* Work instructions
Write back each entry precisely as it is given.

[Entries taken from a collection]
BEGIN
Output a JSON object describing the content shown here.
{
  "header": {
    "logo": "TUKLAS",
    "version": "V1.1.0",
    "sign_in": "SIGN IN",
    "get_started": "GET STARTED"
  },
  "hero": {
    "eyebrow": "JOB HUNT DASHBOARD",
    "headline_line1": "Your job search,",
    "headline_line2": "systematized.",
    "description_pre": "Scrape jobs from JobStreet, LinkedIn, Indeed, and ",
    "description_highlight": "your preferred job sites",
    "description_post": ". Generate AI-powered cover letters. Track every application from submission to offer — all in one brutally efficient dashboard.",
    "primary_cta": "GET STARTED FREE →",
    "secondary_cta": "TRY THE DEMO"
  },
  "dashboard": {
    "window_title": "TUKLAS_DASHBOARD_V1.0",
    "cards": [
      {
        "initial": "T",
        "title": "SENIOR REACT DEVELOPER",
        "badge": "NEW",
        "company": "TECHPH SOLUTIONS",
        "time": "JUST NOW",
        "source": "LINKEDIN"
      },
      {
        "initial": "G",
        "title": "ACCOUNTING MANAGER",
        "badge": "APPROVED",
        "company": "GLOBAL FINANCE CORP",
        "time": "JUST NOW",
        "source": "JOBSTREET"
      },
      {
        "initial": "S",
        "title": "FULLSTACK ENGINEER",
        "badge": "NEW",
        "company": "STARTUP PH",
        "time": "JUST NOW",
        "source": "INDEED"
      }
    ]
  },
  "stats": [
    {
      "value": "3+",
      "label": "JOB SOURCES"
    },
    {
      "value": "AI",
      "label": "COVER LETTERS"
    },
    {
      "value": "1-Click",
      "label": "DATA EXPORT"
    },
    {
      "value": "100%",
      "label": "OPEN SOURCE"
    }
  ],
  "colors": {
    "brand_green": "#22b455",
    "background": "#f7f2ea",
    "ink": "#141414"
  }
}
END
* Result for this task
Output a JSON object describing the content shown here.
{
  "header": {
    "logo": "TUKLAS",
    "version": "V1.1.0",
    "sign_in": "SIGN IN",
    "get_started": "GET STARTED"
  },
  "hero": {
    "eyebrow": "JOB HUNT DASHBOARD",
    "headline_line1": "Your job search,",
    "headline_line2": "systematized.",
    "description_pre": "Scrape jobs from JobStreet, LinkedIn, Indeed, and ",
    "description_highlight": "your preferred job sites",
    "description_post": ". Generate AI-powered cover letters. Track every application from submission to offer — all in one brutally efficient dashboard.",
    "primary_cta": "GET STARTED FREE →",
    "secondary_cta": "TRY THE DEMO"
  },
  "dashboard": {
    "window_title": "TUKLAS_DASHBOARD_V1.0",
    "cards": [
      {
        "initial": "T",
        "title": "SENIOR REACT DEVELOPER",
        "badge": "NEW",
        "company": "TECHPH SOLUTIONS",
        "time": "JUST NOW",
        "source": "LINKEDIN"
      },
      {
        "initial": "G",
        "title": "ACCOUNTING MANAGER",
        "badge": "APPROVED",
        "company": "GLOBAL FINANCE CORP",
        "time": "JUST NOW",
        "source": "JOBSTREET"
      },
      {
        "initial": "S",
        "title": "FULLSTACK ENGINEER",
        "badge": "NEW",
        "company": "STARTUP PH",
        "time": "JUST NOW",
        "source": "INDEED"
      }
    ]
  },
  "stats": [
    {
      "value": "3+",
      "label": "JOB SOURCES"
    },
    {
      "value": "AI",
      "label": "COVER LETTERS"
    },
    {
      "value": "1-Click",
      "label": "DATA EXPORT"
    },
    {
      "value": "100%",
      "label": "OPEN SOURCE"
    }
  ],
  "colors": {
    "brand_green": "#22b455",
    "background": "#f7f2ea",
    "ink": "#141414"
  }
}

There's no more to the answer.